The problem is that rival parties are so focused on their own political survival and vested interests that they seem too busy to heed serious warnings from international experts about the need for structural reforms to grapple with festering economic risks.

Among a flurry of warnings, there are two reports about Korea that deserve particular attention: one from the International Monetary Fund and the other from the Institute of International Finance. Both reports were released Sunday.

The 2023 Article IV Consultation report on Korea, based on an IMF team’s visit to Korea from Aug. 24 through Sept. 6, outlines challenges and outlooks for the country, including the need for pension reform.

“Pension reform is needed to safeguard long-term fiscal sustainability and alleviate old-age poverty,” the IMF said in the report. “A rules-based fiscal framework would help anchor public finances.”

The state’s pension fund is set to confront more problems in the future, mainly an intractable demographic crisis marked by plunging birth rates, an aging population and longer lifespans. Without drastically overhauling the pension system, the IMF warned, “By 2075, public debt-to-gross domestic product would be projected to go up by around 200 percent.”

The debt problem is not limited to the government’s handling of the pension system. According to the report released by the IIF, Korea’s debt-to-GDP ratio in non-financial firms was 126.1 percent in the third quarter, the third highest among 34 economies surveyed after Hong Kong and China.

In addition, Korea’s corporate debt ratio in the third quarter grew by 5.2 percentage points from the previous quarter, marking the second-fastest gain.

Global monetary tightening that keeps interest rates at a high level and foments a sluggish economy at home and abroad is said to have aggravated the financial status of more companies.

Burgeoning corporate debt has continued in the fourth quarter, as well. Data from the country’s five major banks show that outstanding corporate loans totaled 766 trillion won ($594.9 billion) as of Nov. 16, up 62.6 trillion won from the level at the end of December 2022.

Affected by expanding debt, a growing number of companies are going bankrupt. The IIF report said the insolvency rate in Korea was about 40 percent as of October, the second-highest level among the 17 economies assessed in the survey.

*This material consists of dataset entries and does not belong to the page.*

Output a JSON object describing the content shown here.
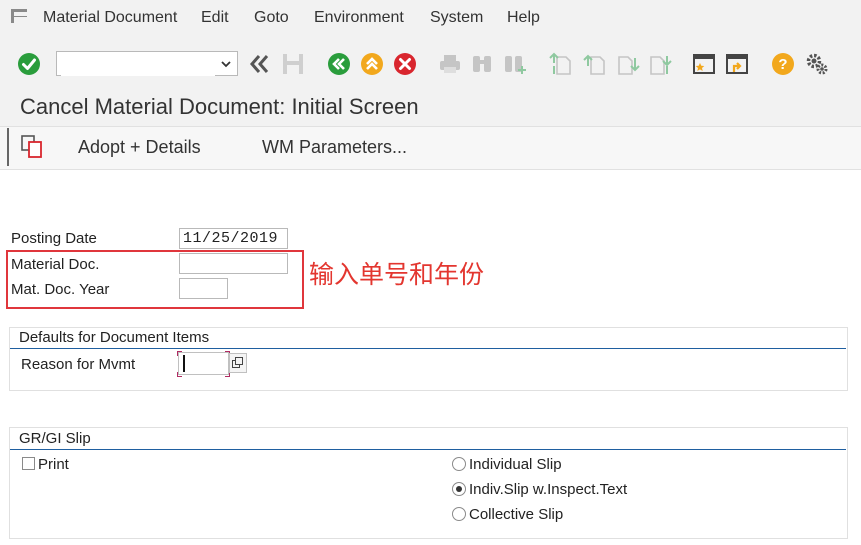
{
  "menubar": {
    "items": [
      "Material Document",
      "Edit",
      "Goto",
      "Environment",
      "System",
      "Help"
    ]
  },
  "toolbar": {
    "command_value": "",
    "icons": [
      "enter-icon",
      "back-double-icon",
      "save-icon",
      "back-icon",
      "exit-icon",
      "cancel-icon",
      "print-icon",
      "find-icon",
      "find-next-icon",
      "first-page-icon",
      "prev-page-icon",
      "next-page-icon",
      "last-page-icon",
      "create-session-icon",
      "shortcut-icon",
      "help-icon",
      "settings-icon"
    ]
  },
  "title": "Cancel Material Document: Initial Screen",
  "app_toolbar": {
    "adopt_details": "Adopt + Details",
    "wm_parameters": "WM Parameters..."
  },
  "form": {
    "posting_date_label": "Posting Date",
    "posting_date_value": "11/25/2019",
    "material_doc_label": "Material Doc.",
    "material_doc_value": "",
    "mat_doc_year_label": "Mat. Doc. Year",
    "mat_doc_year_value": ""
  },
  "annotation": "输入单号和年份",
  "defaults_group": {
    "title": "Defaults for Document Items",
    "reason_label": "Reason for Mvmt",
    "reason_value": ""
  },
  "slip_group": {
    "title": "GR/GI Slip",
    "print_label": "Print",
    "print_checked": false,
    "options": [
      "Individual Slip",
      "Indiv.Slip w.Inspect.Text",
      "Collective Slip"
    ],
    "selected_option": "Indiv.Slip w.Inspect.Text"
  },
  "colors": {
    "accent_green": "#2a9d3c",
    "accent_orange": "#f2a81d",
    "accent_red": "#d9262e",
    "annotation_red": "#e3362f",
    "group_line_blue": "#1f5fa0"
  }
}
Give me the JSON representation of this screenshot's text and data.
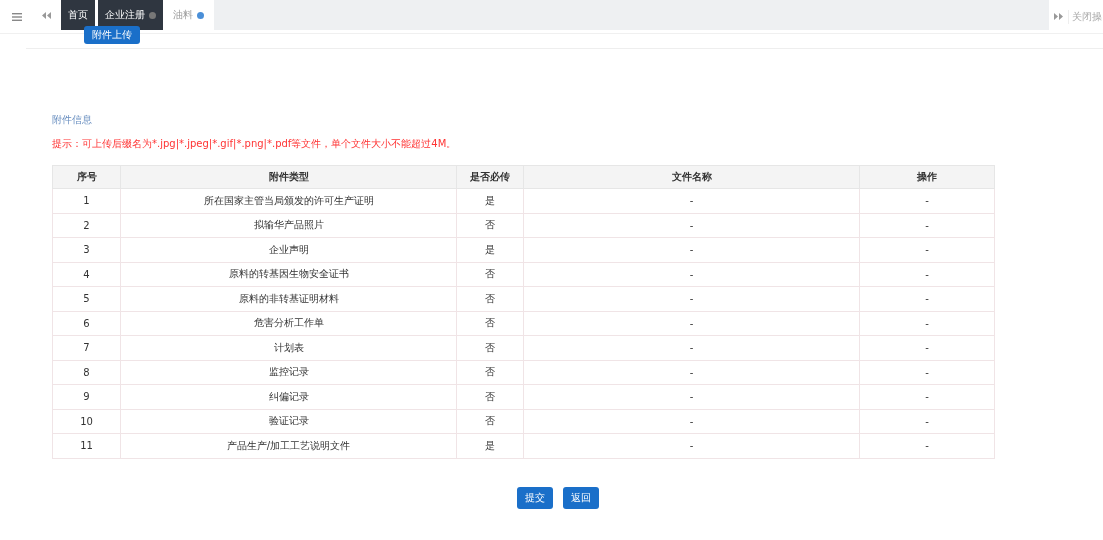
{
  "tabs": [
    {
      "label": "首页",
      "selected": false,
      "closable": false
    },
    {
      "label": "企业注册",
      "selected": false,
      "closable": true
    },
    {
      "label": "油料",
      "selected": true,
      "closable": true
    }
  ],
  "close_menu": "关闭操",
  "upload_button": "附件上传",
  "section_title": "附件信息",
  "hint": "提示：可上传后缀名为*.jpg|*.jpeg|*.gif|*.png|*.pdf等文件，单个文件大小不能超过4M。",
  "table": {
    "columns": [
      "序号",
      "附件类型",
      "是否必传",
      "文件名称",
      "操作"
    ],
    "rows": [
      [
        "1",
        "所在国家主管当局颁发的许可生产证明",
        "是",
        "-",
        "-"
      ],
      [
        "2",
        "拟输华产品照片",
        "否",
        "-",
        "-"
      ],
      [
        "3",
        "企业声明",
        "是",
        "-",
        "-"
      ],
      [
        "4",
        "原料的转基因生物安全证书",
        "否",
        "-",
        "-"
      ],
      [
        "5",
        "原料的非转基证明材料",
        "否",
        "-",
        "-"
      ],
      [
        "6",
        "危害分析工作单",
        "否",
        "-",
        "-"
      ],
      [
        "7",
        "计划表",
        "否",
        "-",
        "-"
      ],
      [
        "8",
        "监控记录",
        "否",
        "-",
        "-"
      ],
      [
        "9",
        "纠偏记录",
        "否",
        "-",
        "-"
      ],
      [
        "10",
        "验证记录",
        "否",
        "-",
        "-"
      ],
      [
        "11",
        "产品生产/加工工艺说明文件",
        "是",
        "-",
        "-"
      ]
    ]
  },
  "buttons": [
    "提交",
    "返回"
  ]
}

Unfortunately, the warnings about the double whammy -- worsening fiscal soundness and snowballing corporate debt -- have largely been ignored by Korean politicians, many of whom are trying to appeal to voters in their constituencies.

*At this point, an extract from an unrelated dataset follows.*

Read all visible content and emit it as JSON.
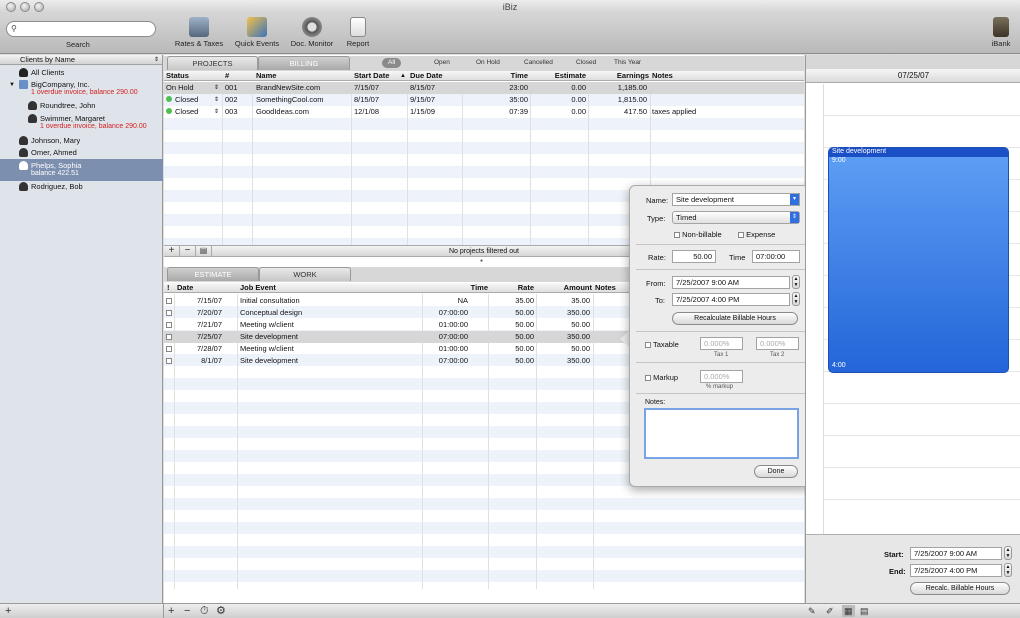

The Yoon Suk Yeol government and the ruling People Power Party slashed the research and development budget for next year, but the main opposition Democratic Party of Korea reversed the cut by adding about 800 billion won to the budget. The party is also earmarking extra money for regional projects favored by its lawmakers, including party leader Lee Jae-myung.

Equally troubling is the People Power Party’s demand for an increase in state budget for the young and elderly, such as health insurance expansion and meals support -- the so-called populist pledges that contradict President Yoon’s firm opposition against acts of vote-buying in the ruling party.

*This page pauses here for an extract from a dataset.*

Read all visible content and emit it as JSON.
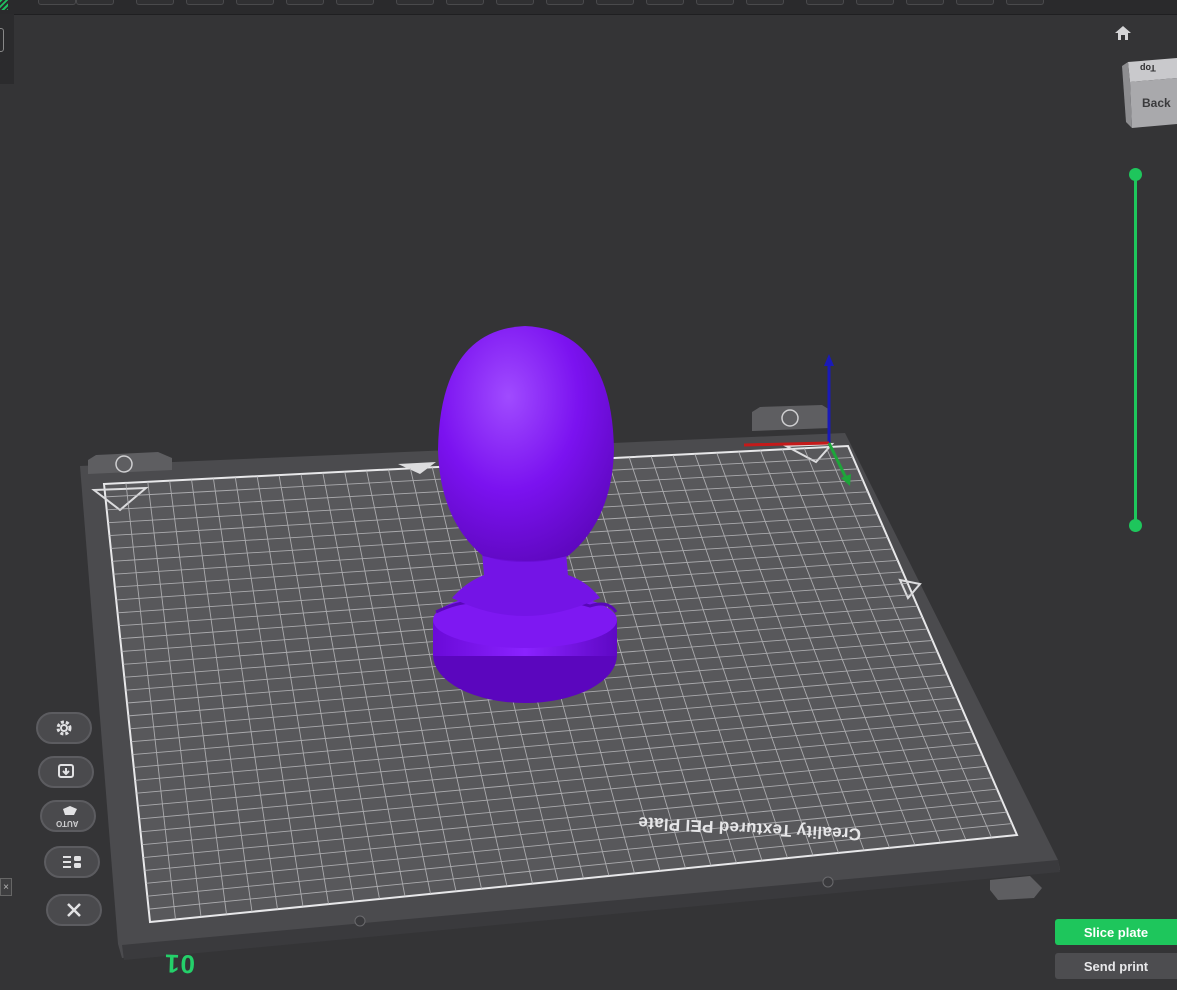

Ten standing committees of the National Assembly have so far completed the review of the 2024 budget and called for an increase of 9 trillion won in total. Given that other committees are yet to finish deliberating the budget details, the amount of the net increase in budget is expected to rise further.

As Korea faces challenges in various fields such as pension reform, fiscal policy and corporate debt, it is time for policymakers to heed the IMF’s advice, which stresses the importance of “renewed structural reform momentum.”